---------- Exercise input ----------

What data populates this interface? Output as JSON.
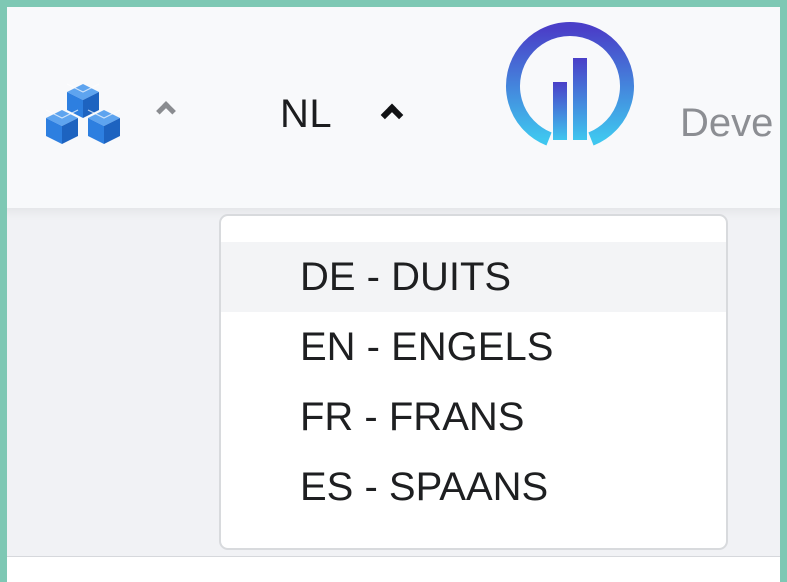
{
  "header": {
    "apps_icon": "cubes-icon",
    "apps_chevron_icon": "chevron-up-icon",
    "language": {
      "current": "NL",
      "chevron_icon": "chevron-up-icon"
    },
    "logo_icon": "bar-chart-circle-logo",
    "brand_text": "Deve"
  },
  "language_menu": {
    "items": [
      {
        "label": "DE - DUITS",
        "highlighted": true
      },
      {
        "label": "EN - ENGELS",
        "highlighted": false
      },
      {
        "label": "FR - FRANS",
        "highlighted": false
      },
      {
        "label": "ES - SPAANS",
        "highlighted": false
      }
    ]
  },
  "colors": {
    "frame_border": "#7ec8b4",
    "apps_icon_blue": "#2d7fe0",
    "logo_gradient_top": "#4a3fc8",
    "logo_gradient_bottom": "#3fc6ef",
    "header_bg": "#f8f9fb",
    "content_bg": "#f1f2f5"
  }
}
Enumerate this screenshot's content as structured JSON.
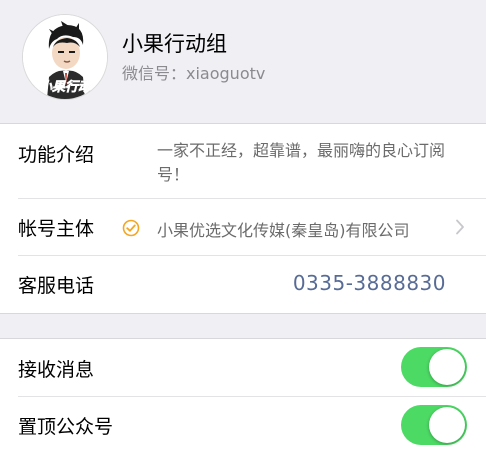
{
  "account": {
    "name": "小果行动组",
    "wechat_id_label": "微信号：",
    "wechat_id": "xiaoguotv",
    "avatar_logo_text": "小果行动组"
  },
  "info": {
    "intro": {
      "label": "功能介绍",
      "text": "一家不正经，超靠谱，最丽嗨的良心订阅号！"
    },
    "owner": {
      "label": "帐号主体",
      "text": "小果优选文化传媒(秦皇岛)有限公司",
      "verified_icon": "verified-check-icon"
    },
    "phone": {
      "label": "客服电话",
      "number": "0335-3888830"
    }
  },
  "settings": {
    "receive_messages": {
      "label": "接收消息",
      "enabled": true
    },
    "pin_to_top": {
      "label": "置顶公众号",
      "enabled": true
    }
  },
  "colors": {
    "toggle_on": "#4cd964",
    "link": "#576b95",
    "verified": "#f5a623",
    "background": "#efeff4"
  }
}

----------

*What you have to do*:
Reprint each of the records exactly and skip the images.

*The completed task*:
What data populates this interface? Output as JSON.
{
  "header": {
    "apps_icon": "cubes-icon",
    "apps_chevron_icon": "chevron-up-icon",
    "language": {
      "current": "NL",
      "chevron_icon": "chevron-up-icon"
    },
    "logo_icon": "bar-chart-circle-logo",
    "brand_text": "Deve"
  },
  "language_menu": {
    "items": [
      {
        "label": "DE - DUITS",
        "highlighted": true
      },
      {
        "label": "EN - ENGELS",
        "highlighted": false
      },
      {
        "label": "FR - FRANS",
        "highlighted": false
      },
      {
        "label": "ES - SPAANS",
        "highlighted": false
      }
    ]
  },
  "colors": {
    "frame_border": "#7ec8b4",
    "apps_icon_blue": "#2d7fe0",
    "logo_gradient_top": "#4a3fc8",
    "logo_gradient_bottom": "#3fc6ef",
    "header_bg": "#f8f9fb",
    "content_bg": "#f1f2f5"
  }
}
Enumerate this screenshot's content as structured JSON.
{
  "account": {
    "name": "小果行动组",
    "wechat_id_label": "微信号：",
    "wechat_id": "xiaoguotv",
    "avatar_logo_text": "小果行动组"
  },
  "info": {
    "intro": {
      "label": "功能介绍",
      "text": "一家不正经，超靠谱，最丽嗨的良心订阅号！"
    },
    "owner": {
      "label": "帐号主体",
      "text": "小果优选文化传媒(秦皇岛)有限公司",
      "verified_icon": "verified-check-icon"
    },
    "phone": {
      "label": "客服电话",
      "number": "0335-3888830"
    }
  },
  "settings": {
    "receive_messages": {
      "label": "接收消息",
      "enabled": true
    },
    "pin_to_top": {
      "label": "置顶公众号",
      "enabled": true
    }
  },
  "colors": {
    "toggle_on": "#4cd964",
    "link": "#576b95",
    "verified": "#f5a623",
    "background": "#efeff4"
  }
}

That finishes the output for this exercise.